Continuing our series slow walking our way toward changing our adult faith formation practices, this week we focus on what exactly the WAY is. I will use descriptions throughout this post from Paul Hoffman’s Faith Forming Faith, the primary book anyone considering reforming their adult instruction should read before embarking on that journey. As Hoffman notes, “The WAY offers people an apprenticeship into faith in Christ, ” an apprenticeship model rather than an information download model. It engages an apprenticeship into the WAY of faith and life in Christ. This is why Phinney Ridge Lutheran in Seattle, Washington, where Hoffman was pastor for many years and developed the use of a catechumenate model for exploring the Christian faith and life, called their catechumenate the WAY. It is a process, or even better a journey, with and into the Word of God (especially through the lectionary), in relationship to everyday human life. For this reason, as Hoffman notes, this journey/way/process is both rich and messy. It is rich, because life is rich. But it is also messy, because life is messy. It is rich, because Scripture is rich. But it is also messy, because Scripture is messy (7). Much like the story of Zacchaeus in Luke’s Gospel, the intersection of God’s grace and mercy with earthly riches and those who possess them, politics and human engagement with it, and life in human community where motivations and relationships are not sin-free, is a very rich and messy affair. This is no less true in our day and in our relationships with one another and the unbaptized than was the case in Zacchaeus’ day.
The WAY has stages (based on the ancient catechumenate) that structure a person’s journey through it: Inquiry, Catechumenate, Baptismal Preparation, and Baptismal Living (Mystagogy). These stages simply provide leaders a guide for the journey. But people move through it in uniquely singular ways. The priority here is to oversee and facilitate their journey on the WAY to the one who is the Way, the Truth, and the Life. And that happens by building Gospel and Christ-centered relationships between those inquiring about Christianity and the community of those who bear witness to the one who is the Way.

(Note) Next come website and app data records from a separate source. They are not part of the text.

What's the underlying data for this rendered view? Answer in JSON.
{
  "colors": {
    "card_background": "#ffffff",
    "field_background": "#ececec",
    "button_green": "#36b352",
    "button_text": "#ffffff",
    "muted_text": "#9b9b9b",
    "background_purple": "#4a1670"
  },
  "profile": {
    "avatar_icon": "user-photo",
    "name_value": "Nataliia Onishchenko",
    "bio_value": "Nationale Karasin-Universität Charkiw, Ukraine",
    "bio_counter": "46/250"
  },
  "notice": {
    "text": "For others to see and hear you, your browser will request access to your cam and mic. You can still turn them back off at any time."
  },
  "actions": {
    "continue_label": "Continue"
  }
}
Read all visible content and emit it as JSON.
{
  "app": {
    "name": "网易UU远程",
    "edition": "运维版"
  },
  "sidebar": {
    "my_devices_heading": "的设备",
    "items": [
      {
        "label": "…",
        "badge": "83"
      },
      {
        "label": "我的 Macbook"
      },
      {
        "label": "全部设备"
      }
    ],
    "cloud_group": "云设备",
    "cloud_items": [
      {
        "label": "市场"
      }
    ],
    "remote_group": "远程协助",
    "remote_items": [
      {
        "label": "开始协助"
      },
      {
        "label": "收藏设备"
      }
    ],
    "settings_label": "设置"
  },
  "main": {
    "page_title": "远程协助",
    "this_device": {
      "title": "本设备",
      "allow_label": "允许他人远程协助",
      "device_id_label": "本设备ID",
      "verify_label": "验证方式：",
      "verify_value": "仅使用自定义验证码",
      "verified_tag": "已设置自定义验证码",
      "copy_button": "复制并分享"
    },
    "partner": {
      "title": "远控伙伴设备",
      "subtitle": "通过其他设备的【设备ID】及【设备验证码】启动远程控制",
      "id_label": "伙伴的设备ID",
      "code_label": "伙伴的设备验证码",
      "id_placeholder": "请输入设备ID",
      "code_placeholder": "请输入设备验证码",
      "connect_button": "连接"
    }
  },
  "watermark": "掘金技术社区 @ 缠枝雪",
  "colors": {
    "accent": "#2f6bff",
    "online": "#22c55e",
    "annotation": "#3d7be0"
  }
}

While the WAY is certainly focused on the transformation of the lives of those inquiring, it even more fundamentally seeks to transform the Christian community itself, in the WAY newcomers are planted at the center of congregational life and purpose. The established members of the congregation all turn their attention toward bringing these newcomers into the assembly and commit to do whatever it takes to provide a path for them to enter into Christ in the assembly. Planting newcomers at the center embeds the dying and rising pattern as the central way of understanding the shape of a congregation’s life. This process is about congregational transformation, not some program for welcoming new members. And this simply flows from our watershed baptismal event because from that day on the people of God in Christ are never not in formation until our baptism is completed in our death. We are constantly dying and rising, both as individuals and as congregations. Death and resurrection is the pattern of the WAY, and of congregational life. And the WAY enacts that transformation in congregational self-understanding and life. As Hoffman notes, “The WAY’s gift is first and foremost the assurance that baptism is incorporation into a community of Christ. This community continues to struggle, doubt, question, and discern how the ancient words of Scripture and the Spirit of the resurrected Jesus among us equip us for witness in the world” (14).
The WAY transforms both those inquiring about the Christian faith and the assembly that is tending to their inquiry because it flows from the baptismal spring. As Hoffman indicates in his second book, Faith Shaping Ministry,
“Offering baptism and affirmation of baptism to newcomers in our parish as an intentional practice has transformed most, if not all, aspects of our ministry. Like water running over rock, the grounding of our faith and life in the waters of baptism has slowly but irrevocably shaped who we are and how our parish life is organized. And, like water running over rock, the shifts in our community of faith were gradual, every now and then punctuated by a more substantial shift like the kind that comes when rocks are washed about the creek bed after heavy rain…But here’s the goal: that every activity of parish life flow out of and back to the font” (xv-xvi).
That is the WAY, everything and everyone flowing from and back to the baptismal waters.